— ABOUT THIS EXERCISE —
Copy each line below in which the word "Liaoning" occurs.

— DATA RECORDS —
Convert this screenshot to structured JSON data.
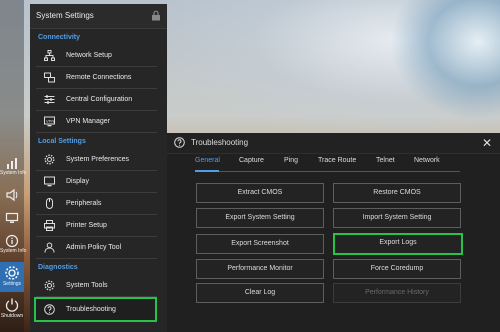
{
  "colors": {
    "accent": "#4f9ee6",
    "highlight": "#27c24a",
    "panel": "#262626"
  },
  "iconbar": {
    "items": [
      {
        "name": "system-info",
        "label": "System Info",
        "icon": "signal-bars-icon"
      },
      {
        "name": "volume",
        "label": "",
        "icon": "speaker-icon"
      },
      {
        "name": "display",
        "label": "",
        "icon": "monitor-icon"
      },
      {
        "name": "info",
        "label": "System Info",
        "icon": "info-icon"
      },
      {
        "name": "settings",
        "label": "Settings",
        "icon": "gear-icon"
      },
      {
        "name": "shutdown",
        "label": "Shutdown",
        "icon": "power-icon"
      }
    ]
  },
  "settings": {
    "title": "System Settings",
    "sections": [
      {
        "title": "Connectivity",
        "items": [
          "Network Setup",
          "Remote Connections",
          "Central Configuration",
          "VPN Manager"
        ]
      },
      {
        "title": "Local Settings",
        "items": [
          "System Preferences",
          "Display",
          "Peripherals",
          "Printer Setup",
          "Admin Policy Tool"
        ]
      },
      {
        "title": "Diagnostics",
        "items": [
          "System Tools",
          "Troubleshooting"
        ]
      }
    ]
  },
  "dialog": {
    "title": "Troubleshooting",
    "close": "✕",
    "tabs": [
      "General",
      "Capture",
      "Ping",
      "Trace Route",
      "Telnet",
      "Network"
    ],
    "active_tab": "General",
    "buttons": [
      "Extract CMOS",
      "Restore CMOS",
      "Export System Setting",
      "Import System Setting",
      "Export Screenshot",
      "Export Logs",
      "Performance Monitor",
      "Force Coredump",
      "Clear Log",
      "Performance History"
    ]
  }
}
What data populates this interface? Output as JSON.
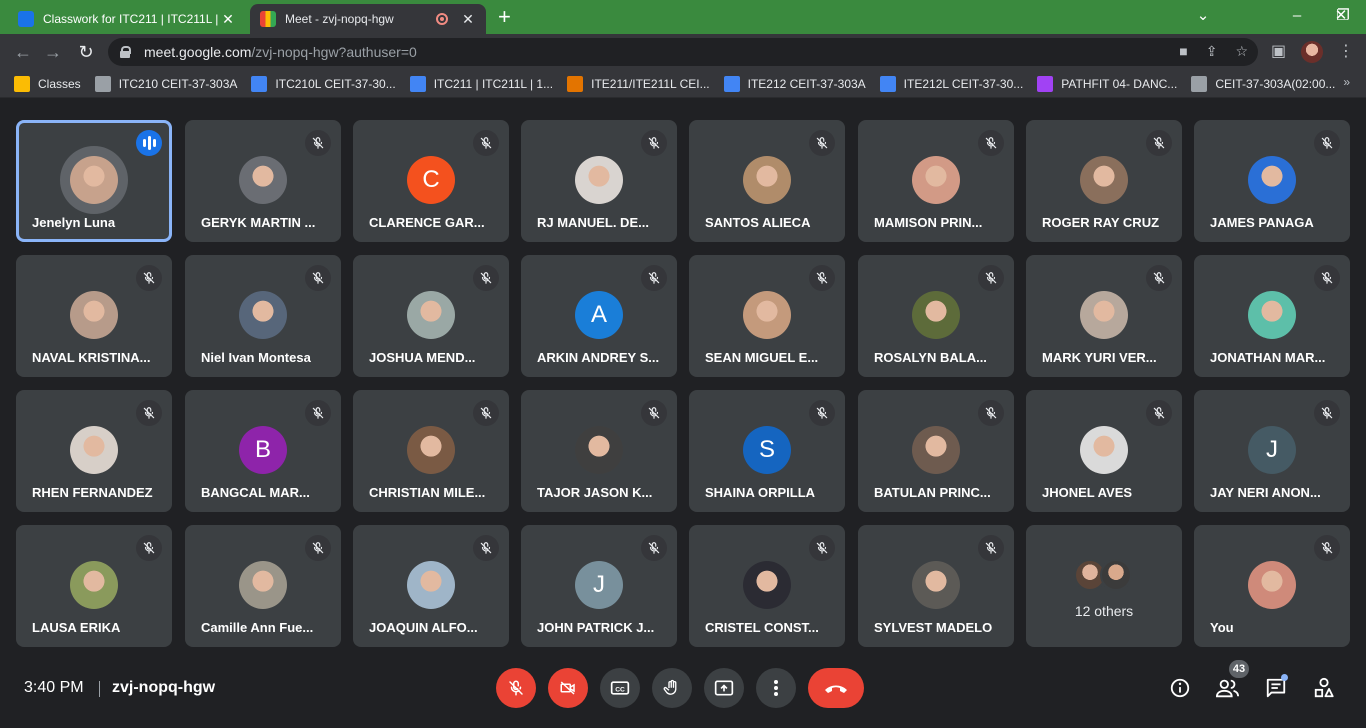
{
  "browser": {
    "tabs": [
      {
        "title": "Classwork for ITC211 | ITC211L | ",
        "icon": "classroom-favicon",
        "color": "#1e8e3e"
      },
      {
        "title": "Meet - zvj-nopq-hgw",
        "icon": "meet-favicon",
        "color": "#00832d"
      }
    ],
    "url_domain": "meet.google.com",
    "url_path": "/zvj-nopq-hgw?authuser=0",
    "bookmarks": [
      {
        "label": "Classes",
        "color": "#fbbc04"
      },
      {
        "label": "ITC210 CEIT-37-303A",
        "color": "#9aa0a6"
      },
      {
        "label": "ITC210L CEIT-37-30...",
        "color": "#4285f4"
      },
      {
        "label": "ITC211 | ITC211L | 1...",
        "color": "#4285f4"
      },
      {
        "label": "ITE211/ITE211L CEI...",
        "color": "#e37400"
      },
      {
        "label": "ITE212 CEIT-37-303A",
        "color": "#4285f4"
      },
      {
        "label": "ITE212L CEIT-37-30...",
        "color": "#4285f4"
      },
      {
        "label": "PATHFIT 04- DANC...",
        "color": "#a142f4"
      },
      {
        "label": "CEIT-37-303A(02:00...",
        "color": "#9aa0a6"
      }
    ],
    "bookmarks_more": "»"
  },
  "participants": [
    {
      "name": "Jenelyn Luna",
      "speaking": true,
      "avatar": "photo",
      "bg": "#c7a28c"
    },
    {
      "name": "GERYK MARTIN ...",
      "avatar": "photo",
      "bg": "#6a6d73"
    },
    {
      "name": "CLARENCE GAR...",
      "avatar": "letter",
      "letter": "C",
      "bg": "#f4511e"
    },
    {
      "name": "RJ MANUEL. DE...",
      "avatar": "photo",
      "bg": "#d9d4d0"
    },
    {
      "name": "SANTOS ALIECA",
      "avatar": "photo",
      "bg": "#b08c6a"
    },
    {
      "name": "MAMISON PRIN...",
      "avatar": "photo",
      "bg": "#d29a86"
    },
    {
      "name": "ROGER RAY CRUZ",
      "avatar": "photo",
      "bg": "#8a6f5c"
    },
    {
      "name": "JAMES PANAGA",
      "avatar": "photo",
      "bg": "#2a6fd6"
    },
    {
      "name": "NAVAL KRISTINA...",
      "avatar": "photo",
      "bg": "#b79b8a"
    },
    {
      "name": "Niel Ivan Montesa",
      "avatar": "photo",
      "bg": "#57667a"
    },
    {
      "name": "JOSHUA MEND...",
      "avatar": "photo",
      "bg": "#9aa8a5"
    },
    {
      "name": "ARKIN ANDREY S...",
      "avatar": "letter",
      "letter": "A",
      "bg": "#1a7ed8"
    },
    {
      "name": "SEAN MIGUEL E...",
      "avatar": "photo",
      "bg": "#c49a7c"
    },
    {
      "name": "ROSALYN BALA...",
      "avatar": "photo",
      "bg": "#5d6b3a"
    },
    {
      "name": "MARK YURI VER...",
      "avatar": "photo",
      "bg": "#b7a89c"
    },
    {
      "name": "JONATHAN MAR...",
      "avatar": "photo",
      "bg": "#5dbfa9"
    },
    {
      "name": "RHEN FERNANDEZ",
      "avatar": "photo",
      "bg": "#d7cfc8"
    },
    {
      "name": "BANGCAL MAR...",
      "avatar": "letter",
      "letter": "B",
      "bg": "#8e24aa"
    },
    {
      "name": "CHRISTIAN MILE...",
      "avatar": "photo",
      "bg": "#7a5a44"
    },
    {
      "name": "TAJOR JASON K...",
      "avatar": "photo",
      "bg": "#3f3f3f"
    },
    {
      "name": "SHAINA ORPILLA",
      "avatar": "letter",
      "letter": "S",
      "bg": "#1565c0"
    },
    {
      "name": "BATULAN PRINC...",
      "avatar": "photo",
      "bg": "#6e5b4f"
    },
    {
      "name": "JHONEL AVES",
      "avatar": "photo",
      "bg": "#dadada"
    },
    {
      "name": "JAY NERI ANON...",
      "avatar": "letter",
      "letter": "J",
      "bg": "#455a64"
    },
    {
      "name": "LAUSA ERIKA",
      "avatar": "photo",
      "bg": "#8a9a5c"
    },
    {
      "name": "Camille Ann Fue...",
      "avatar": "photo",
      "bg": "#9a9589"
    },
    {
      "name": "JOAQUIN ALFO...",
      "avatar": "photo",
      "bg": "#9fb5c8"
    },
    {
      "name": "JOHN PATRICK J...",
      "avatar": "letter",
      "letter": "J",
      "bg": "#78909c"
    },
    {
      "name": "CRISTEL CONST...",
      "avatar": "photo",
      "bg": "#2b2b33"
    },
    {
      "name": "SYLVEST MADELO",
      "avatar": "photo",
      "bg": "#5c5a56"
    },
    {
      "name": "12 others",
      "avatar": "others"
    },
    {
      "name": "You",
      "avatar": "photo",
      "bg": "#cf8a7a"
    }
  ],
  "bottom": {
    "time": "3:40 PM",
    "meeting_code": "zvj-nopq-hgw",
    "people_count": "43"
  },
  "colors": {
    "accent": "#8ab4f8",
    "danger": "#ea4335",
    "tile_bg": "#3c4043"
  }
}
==
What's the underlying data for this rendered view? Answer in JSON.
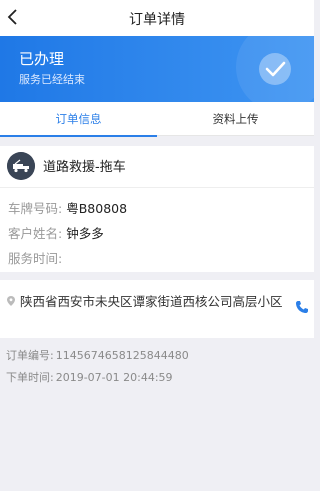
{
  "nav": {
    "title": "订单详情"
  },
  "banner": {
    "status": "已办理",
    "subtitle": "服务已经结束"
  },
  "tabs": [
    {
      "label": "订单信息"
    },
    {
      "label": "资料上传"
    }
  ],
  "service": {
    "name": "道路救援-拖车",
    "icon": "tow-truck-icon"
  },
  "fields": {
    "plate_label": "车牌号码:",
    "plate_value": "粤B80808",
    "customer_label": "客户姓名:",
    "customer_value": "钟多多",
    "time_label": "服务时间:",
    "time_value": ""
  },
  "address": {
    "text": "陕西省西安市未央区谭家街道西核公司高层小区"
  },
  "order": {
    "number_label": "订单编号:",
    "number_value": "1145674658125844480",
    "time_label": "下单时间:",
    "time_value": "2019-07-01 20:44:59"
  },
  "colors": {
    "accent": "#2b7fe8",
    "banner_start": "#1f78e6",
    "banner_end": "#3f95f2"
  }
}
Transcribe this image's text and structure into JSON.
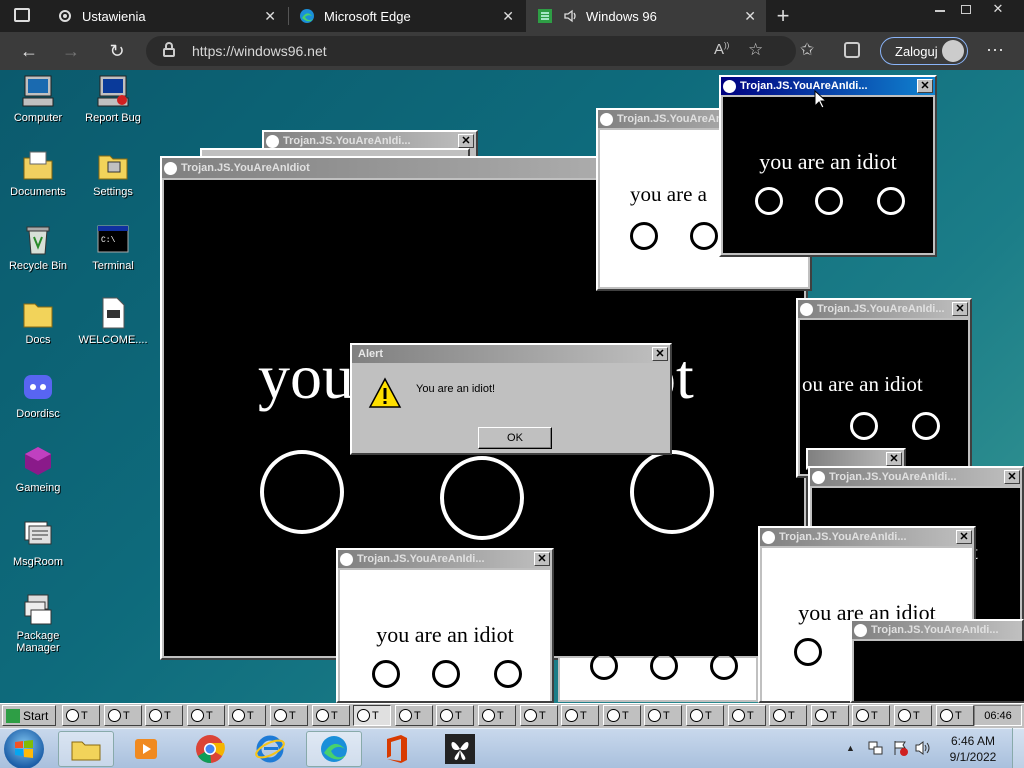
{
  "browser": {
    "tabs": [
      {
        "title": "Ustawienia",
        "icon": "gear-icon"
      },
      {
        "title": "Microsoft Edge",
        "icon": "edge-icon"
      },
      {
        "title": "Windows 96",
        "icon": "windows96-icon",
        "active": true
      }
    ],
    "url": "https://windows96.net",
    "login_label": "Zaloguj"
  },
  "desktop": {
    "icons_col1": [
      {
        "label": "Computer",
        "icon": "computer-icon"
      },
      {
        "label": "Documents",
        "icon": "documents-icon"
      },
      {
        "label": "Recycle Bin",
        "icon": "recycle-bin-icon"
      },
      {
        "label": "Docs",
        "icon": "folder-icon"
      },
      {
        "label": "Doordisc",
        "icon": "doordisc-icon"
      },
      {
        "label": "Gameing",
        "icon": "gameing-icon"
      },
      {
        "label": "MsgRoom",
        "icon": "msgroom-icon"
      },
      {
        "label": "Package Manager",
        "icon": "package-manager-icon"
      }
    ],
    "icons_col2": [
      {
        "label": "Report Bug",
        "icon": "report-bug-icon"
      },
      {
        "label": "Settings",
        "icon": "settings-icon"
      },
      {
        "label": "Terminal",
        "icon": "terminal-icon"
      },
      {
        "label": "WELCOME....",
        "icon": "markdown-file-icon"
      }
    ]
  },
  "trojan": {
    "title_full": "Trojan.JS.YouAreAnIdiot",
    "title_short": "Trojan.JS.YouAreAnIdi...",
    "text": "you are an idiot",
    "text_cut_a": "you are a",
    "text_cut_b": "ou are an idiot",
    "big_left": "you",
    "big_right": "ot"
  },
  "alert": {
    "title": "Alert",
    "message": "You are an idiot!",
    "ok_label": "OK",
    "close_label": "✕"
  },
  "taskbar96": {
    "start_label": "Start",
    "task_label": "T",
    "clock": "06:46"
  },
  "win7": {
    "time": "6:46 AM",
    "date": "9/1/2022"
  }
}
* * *
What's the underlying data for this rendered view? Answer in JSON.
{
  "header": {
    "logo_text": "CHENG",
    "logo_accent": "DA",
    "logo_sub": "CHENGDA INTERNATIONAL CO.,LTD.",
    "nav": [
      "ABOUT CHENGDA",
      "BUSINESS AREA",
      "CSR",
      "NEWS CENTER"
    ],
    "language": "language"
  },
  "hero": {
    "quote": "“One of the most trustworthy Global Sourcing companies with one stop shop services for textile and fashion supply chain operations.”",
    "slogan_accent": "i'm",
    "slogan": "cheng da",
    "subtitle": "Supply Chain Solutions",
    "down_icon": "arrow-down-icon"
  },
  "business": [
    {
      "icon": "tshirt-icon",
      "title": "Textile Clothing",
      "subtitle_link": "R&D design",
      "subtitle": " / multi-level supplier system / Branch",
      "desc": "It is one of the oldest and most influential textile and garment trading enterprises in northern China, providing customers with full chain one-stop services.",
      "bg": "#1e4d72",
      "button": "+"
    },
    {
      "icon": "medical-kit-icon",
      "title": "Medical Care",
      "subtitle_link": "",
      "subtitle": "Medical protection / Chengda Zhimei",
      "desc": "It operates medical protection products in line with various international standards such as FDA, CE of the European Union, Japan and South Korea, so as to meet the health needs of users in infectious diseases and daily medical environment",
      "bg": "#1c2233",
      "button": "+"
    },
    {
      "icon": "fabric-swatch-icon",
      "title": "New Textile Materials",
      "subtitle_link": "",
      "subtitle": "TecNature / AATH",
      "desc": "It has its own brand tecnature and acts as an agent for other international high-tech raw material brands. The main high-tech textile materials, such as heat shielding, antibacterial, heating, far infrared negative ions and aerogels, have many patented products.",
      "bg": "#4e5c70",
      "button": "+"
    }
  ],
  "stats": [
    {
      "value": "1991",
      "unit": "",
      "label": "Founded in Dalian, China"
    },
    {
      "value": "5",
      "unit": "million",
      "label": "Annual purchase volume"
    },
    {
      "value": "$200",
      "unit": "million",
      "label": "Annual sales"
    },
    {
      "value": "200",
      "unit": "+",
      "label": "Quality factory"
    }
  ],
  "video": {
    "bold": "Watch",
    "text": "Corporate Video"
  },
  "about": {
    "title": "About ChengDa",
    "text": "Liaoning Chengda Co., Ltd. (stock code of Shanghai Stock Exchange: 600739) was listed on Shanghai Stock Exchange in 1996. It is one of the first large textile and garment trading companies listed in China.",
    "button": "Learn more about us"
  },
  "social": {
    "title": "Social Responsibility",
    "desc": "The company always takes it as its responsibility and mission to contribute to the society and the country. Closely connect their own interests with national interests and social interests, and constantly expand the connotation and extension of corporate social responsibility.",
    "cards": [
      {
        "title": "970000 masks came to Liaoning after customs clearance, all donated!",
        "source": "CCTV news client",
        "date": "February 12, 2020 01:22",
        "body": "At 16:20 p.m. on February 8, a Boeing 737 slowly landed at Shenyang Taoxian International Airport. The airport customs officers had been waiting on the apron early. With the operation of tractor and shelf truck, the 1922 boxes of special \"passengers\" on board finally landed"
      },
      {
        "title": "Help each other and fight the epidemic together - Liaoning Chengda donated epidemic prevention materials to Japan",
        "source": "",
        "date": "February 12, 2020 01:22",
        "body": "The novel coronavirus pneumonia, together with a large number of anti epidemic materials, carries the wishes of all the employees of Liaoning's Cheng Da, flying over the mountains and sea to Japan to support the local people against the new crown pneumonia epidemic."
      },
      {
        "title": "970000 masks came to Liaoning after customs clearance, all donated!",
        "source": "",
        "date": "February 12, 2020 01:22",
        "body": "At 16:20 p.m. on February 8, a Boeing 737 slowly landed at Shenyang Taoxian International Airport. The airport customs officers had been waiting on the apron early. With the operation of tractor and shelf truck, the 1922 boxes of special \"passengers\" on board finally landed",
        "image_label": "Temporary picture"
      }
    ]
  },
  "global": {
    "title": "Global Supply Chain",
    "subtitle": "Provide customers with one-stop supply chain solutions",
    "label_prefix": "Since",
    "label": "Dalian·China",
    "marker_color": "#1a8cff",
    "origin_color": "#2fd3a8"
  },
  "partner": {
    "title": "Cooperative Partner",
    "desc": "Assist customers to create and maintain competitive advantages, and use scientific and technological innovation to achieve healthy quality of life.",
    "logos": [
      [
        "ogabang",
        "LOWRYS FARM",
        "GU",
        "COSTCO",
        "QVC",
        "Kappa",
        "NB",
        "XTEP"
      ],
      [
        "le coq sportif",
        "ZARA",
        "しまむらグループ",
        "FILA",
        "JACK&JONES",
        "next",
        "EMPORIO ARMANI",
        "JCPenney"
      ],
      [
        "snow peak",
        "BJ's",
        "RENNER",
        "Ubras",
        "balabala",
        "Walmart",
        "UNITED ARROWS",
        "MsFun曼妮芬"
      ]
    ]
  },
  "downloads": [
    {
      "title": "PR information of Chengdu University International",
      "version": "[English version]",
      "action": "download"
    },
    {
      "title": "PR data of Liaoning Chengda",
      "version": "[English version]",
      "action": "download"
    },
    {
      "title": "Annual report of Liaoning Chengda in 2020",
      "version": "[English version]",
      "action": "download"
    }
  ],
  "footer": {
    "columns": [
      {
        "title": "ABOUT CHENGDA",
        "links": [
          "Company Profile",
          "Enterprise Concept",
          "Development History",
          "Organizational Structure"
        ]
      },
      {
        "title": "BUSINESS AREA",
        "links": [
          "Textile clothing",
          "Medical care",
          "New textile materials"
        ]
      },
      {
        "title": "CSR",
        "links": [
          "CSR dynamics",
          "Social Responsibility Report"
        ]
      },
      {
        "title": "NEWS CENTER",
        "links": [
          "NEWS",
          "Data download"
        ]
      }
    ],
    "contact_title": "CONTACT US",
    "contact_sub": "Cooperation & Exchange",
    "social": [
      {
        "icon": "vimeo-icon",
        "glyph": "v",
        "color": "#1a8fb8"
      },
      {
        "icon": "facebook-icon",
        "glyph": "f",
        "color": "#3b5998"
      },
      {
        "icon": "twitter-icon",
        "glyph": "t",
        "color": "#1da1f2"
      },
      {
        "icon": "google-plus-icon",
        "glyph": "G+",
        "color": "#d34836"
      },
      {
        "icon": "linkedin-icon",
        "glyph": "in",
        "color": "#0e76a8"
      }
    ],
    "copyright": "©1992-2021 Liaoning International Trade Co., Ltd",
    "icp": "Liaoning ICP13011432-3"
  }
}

— YOUR SOLUTION —
    "text": "Liaoning Chengda Co., Ltd. (stock code of Shanghai Stock Exchange: 600739) was listed on Shanghai Stock Exchange in 1996. It is one of the first large textile and garment trading companies listed in China.",
        "title": "970000 masks came to Liaoning after customs clearance, all donated!",
        "title": "Help each other and fight the epidemic together - Liaoning Chengda donated epidemic prevention materials to Japan",
        "body": "The novel coronavirus pneumonia, together with a large number of anti epidemic materials, carries the wishes of all the employees of Liaoning's Cheng Da, flying over the mountains and sea to Japan to support the local people against the new crown pneumonia epidemic."
        "title": "970000 masks came to Liaoning after customs clearance, all donated!",
      "title": "PR data of Liaoning Chengda",
      "title": "Annual report of Liaoning Chengda in 2020",
    "copyright": "©1992-2021 Liaoning International Trade Co., Ltd",
    "icp": "Liaoning ICP13011432-3"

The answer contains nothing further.